At the town of Pocinho you have a choice of shore excursions. Visit Castelo Rodrigo, a medieval hilltop village with a turbulent history, where battles were once fought against Moors and Spanish rule; the empty ruins of its 13th-century palace still stand guard over the walled town with its churches, Manueline pillory, cistern, and panoramic vistas. Alternatively, travel to the Museu do Côa in the Vale do Côa Archaelogical Park, for stunning exhibits of rock art from the valley's Paleolithic era, discovered in the 1990s when excavations began for a Côa River dam; unlike cave art found in other parts of Europe, the thousands of petroglyphs in the Côa region were created in the open air by the valley's earliest inhabitants, and the museum explores their mystery through state-of-the-art multimedia exhibits. Return to the riverboat for lunch and sail back to Pinhão, arriving this evening.
Mateus Palace or Vinho Verde & Amarante
Your choice of excursions this morning includes a walking tour of Pinhão and its exquisite early-20th century train station, adorned with blue-painted tiles (azulejos) depicting scenes of everyday life in the winemaking region; or a vigorous hike in the hilltop vineyards with striking views of the town and river. Sail to Régua, and drive to Vila Real for a visit to 18th-century Mateus Palace, a lavish Baroque residence designed by Nicolau Nasoni, now a museum with period furnishings and artwork, a heraldic hall, formal gardens, a winery, and a chapel with tombs and reliquaries. Begin the return trip to Porto, and dock overnight in this verdant wine country, where some traditional farms grow vines on pergolas and fences so high the grapes must be harvested with ladders.
Guimarães to Gaia
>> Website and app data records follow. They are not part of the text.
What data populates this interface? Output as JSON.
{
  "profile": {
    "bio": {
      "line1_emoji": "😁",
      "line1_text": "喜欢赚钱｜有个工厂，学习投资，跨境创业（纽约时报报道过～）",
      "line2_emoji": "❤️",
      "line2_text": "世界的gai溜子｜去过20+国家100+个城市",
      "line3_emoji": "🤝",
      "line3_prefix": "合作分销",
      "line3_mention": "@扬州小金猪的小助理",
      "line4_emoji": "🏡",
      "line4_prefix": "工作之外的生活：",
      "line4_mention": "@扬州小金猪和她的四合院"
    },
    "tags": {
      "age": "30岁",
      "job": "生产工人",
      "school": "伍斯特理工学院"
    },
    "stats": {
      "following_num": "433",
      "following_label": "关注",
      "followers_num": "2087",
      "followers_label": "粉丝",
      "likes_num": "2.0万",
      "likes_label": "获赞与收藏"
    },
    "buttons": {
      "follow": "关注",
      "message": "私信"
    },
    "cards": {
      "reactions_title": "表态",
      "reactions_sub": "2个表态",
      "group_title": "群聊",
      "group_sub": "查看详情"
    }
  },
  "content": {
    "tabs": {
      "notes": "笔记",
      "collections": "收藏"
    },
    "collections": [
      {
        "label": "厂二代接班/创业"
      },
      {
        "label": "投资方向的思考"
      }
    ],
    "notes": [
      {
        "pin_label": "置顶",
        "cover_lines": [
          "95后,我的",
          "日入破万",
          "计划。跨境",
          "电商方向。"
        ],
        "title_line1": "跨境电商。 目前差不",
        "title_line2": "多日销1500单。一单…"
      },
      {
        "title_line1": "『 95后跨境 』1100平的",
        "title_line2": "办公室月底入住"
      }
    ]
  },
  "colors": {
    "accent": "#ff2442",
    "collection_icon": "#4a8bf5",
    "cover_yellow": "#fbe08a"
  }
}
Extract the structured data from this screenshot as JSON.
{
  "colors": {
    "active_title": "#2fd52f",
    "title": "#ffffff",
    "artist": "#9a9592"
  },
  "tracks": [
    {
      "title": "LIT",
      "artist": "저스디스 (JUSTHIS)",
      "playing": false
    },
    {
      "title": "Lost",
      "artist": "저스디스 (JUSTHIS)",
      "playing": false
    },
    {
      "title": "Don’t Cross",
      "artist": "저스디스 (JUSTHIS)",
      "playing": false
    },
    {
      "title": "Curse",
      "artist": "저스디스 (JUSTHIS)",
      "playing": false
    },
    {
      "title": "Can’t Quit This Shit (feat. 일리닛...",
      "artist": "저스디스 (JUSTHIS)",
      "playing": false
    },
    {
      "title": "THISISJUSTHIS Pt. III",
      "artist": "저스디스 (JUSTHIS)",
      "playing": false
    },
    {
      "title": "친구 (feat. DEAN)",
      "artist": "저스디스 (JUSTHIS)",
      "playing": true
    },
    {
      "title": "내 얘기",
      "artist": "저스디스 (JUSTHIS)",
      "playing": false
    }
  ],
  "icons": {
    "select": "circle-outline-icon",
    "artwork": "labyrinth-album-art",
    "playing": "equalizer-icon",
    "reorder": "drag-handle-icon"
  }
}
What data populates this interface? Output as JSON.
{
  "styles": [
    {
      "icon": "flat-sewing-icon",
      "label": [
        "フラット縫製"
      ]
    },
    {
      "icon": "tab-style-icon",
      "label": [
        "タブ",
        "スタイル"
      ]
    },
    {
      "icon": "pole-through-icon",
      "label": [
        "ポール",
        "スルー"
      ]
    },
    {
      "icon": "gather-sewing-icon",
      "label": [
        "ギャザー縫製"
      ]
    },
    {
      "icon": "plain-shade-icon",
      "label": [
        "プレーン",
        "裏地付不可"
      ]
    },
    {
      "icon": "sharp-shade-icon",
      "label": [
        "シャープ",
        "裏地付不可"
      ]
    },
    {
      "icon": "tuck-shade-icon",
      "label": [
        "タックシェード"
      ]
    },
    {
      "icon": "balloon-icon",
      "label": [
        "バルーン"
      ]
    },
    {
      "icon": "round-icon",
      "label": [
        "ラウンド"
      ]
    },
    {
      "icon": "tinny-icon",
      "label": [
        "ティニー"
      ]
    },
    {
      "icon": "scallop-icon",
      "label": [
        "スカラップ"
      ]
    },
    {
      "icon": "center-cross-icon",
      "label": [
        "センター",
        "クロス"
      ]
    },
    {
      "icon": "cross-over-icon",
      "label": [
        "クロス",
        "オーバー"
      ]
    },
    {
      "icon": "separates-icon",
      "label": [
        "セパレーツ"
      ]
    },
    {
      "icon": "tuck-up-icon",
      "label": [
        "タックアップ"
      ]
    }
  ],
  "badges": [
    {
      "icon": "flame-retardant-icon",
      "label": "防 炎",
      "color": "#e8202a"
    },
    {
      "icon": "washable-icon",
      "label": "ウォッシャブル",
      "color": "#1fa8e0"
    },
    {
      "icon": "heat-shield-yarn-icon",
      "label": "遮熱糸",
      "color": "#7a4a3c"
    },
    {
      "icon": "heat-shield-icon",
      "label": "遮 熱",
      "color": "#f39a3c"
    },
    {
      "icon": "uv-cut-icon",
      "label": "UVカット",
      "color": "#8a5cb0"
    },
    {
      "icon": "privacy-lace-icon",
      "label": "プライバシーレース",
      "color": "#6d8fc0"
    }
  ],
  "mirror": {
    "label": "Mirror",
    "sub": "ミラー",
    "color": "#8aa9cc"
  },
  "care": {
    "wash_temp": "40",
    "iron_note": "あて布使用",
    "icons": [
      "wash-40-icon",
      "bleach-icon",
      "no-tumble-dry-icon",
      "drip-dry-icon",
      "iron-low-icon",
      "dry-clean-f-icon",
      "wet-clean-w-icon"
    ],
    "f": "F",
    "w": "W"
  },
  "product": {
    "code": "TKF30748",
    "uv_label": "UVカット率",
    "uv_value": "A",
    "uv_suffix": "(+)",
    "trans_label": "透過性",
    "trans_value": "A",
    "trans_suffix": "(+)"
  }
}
Explore the medieval town of Guimarães, known as the “Cradle City; the kingdom of Portugal was born here after a famous battle in 1128. The city center, a UNESCO World Heritage site, offers a wealth of architectural treasures, including the ruined Castle of Guimãraes, with its tempestuous history and sweeping views, the opulent Palace of the Dukes of Braganza, lush with 17th-century furnishings and tapestries, and the 13th-century Church of São Miguel do Castelo. Arrive late afternoon in Porto and cross the river to Vila Nova de Gaia, the destination of wines shipped from the vineyards, and home to many Port wine warehouses and cellars; visit one of its "caves" for a tour and tasting, and toast the end of your Douro River journey. Join us this evening for a farewell reception and dinner aboard ship.
Tour ends 8:00 AM. Disembark and fly home anytime. A transfer is included from your riverboat to Porto Airport. Allow at least 3 hours for flight check-in.